== Segment start ==

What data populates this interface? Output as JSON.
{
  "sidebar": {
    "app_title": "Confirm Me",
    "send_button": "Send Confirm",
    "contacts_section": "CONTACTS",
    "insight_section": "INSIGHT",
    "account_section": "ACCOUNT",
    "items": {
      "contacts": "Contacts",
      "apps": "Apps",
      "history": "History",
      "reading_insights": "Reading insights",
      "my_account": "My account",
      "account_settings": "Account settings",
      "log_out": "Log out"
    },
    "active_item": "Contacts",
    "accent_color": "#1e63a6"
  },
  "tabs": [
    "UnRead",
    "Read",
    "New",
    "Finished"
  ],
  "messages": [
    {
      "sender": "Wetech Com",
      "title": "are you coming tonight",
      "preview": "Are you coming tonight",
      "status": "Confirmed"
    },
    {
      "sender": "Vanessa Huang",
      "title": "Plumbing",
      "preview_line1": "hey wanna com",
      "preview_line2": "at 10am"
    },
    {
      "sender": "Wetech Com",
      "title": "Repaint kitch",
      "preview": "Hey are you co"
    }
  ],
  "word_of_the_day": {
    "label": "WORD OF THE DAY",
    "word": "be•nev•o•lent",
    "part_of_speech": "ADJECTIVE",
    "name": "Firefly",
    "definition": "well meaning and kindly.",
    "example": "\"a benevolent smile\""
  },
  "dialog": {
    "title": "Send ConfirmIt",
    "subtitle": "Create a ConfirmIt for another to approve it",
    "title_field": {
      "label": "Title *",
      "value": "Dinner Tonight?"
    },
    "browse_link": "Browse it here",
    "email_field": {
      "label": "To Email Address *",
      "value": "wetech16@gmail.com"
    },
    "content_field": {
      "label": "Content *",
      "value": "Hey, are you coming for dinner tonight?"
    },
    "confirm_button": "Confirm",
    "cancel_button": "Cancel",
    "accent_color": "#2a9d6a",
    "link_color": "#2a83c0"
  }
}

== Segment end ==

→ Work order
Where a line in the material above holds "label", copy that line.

→ Task output
    "label": "WORD OF THE DAY",
      "label": "Title *",
      "label": "To Email Address *",
      "label": "Content *",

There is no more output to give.